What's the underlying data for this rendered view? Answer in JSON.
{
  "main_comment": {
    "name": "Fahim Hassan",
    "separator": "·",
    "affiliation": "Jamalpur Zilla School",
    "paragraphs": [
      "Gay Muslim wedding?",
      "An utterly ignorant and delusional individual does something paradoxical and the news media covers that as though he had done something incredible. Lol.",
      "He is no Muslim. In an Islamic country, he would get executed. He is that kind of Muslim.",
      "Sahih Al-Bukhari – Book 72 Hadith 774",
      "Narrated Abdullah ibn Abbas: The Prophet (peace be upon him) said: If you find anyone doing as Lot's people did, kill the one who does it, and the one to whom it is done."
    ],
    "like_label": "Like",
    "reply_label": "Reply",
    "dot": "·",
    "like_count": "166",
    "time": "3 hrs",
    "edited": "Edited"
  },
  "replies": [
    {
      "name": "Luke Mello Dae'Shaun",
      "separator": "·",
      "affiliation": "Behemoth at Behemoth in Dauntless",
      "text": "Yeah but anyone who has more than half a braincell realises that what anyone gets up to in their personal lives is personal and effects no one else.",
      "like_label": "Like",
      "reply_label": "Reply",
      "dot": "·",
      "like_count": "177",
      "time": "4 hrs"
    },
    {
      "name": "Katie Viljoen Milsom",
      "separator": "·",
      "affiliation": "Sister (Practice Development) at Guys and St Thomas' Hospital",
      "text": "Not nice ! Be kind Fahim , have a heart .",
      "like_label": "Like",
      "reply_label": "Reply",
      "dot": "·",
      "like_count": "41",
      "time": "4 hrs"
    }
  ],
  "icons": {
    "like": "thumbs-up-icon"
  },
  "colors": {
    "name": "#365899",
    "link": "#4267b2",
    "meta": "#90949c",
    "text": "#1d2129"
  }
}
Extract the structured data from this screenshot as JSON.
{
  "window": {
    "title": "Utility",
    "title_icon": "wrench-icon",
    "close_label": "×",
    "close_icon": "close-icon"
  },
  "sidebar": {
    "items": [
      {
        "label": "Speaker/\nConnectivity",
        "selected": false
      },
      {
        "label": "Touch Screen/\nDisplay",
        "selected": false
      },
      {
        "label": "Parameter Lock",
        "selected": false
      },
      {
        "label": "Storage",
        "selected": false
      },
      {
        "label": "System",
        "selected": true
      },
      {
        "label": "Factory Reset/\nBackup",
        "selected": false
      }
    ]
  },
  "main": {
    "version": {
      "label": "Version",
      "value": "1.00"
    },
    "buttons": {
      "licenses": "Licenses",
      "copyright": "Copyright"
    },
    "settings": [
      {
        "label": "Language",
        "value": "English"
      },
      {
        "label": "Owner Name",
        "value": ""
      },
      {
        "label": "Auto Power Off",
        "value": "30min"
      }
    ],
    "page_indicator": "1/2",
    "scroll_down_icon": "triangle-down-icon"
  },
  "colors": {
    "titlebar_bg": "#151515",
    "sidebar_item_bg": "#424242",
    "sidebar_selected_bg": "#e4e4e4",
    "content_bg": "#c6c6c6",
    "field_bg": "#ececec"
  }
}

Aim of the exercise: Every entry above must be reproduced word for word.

Solution for this exercise:
What's the underlying data for this rendered view? Answer in JSON.
{
  "main_comment": {
    "name": "Fahim Hassan",
    "separator": "·",
    "affiliation": "Jamalpur Zilla School",
    "paragraphs": [
      "Gay Muslim wedding?",
      "An utterly ignorant and delusional individual does something paradoxical and the news media covers that as though he had done something incredible. Lol.",
      "He is no Muslim. In an Islamic country, he would get executed. He is that kind of Muslim.",
      "Sahih Al-Bukhari – Book 72 Hadith 774",
      "Narrated Abdullah ibn Abbas: The Prophet (peace be upon him) said: If you find anyone doing as Lot's people did, kill the one who does it, and the one to whom it is done."
    ],
    "like_label": "Like",
    "reply_label": "Reply",
    "dot": "·",
    "like_count": "166",
    "time": "3 hrs",
    "edited": "Edited"
  },
  "replies": [
    {
      "name": "Luke Mello Dae'Shaun",
      "separator": "·",
      "affiliation": "Behemoth at Behemoth in Dauntless",
      "text": "Yeah but anyone who has more than half a braincell realises that what anyone gets up to in their personal lives is personal and effects no one else.",
      "like_label": "Like",
      "reply_label": "Reply",
      "dot": "·",
      "like_count": "177",
      "time": "4 hrs"
    },
    {
      "name": "Katie Viljoen Milsom",
      "separator": "·",
      "affiliation": "Sister (Practice Development) at Guys and St Thomas' Hospital",
      "text": "Not nice ! Be kind Fahim , have a heart .",
      "like_label": "Like",
      "reply_label": "Reply",
      "dot": "·",
      "like_count": "41",
      "time": "4 hrs"
    }
  ],
  "icons": {
    "like": "thumbs-up-icon"
  },
  "colors": {
    "name": "#365899",
    "link": "#4267b2",
    "meta": "#90949c",
    "text": "#1d2129"
  }
}
Extract the structured data from this screenshot as JSON.
{
  "window": {
    "title": "Utility",
    "title_icon": "wrench-icon",
    "close_label": "×",
    "close_icon": "close-icon"
  },
  "sidebar": {
    "items": [
      {
        "label": "Speaker/\nConnectivity",
        "selected": false
      },
      {
        "label": "Touch Screen/\nDisplay",
        "selected": false
      },
      {
        "label": "Parameter Lock",
        "selected": false
      },
      {
        "label": "Storage",
        "selected": false
      },
      {
        "label": "System",
        "selected": true
      },
      {
        "label": "Factory Reset/\nBackup",
        "selected": false
      }
    ]
  },
  "main": {
    "version": {
      "label": "Version",
      "value": "1.00"
    },
    "buttons": {
      "licenses": "Licenses",
      "copyright": "Copyright"
    },
    "settings": [
      {
        "label": "Language",
        "value": "English"
      },
      {
        "label": "Owner Name",
        "value": ""
      },
      {
        "label": "Auto Power Off",
        "value": "30min"
      }
    ],
    "page_indicator": "1/2",
    "scroll_down_icon": "triangle-down-icon"
  },
  "colors": {
    "titlebar_bg": "#151515",
    "sidebar_item_bg": "#424242",
    "sidebar_selected_bg": "#e4e4e4",
    "content_bg": "#c6c6c6",
    "field_bg": "#ececec"
  }
}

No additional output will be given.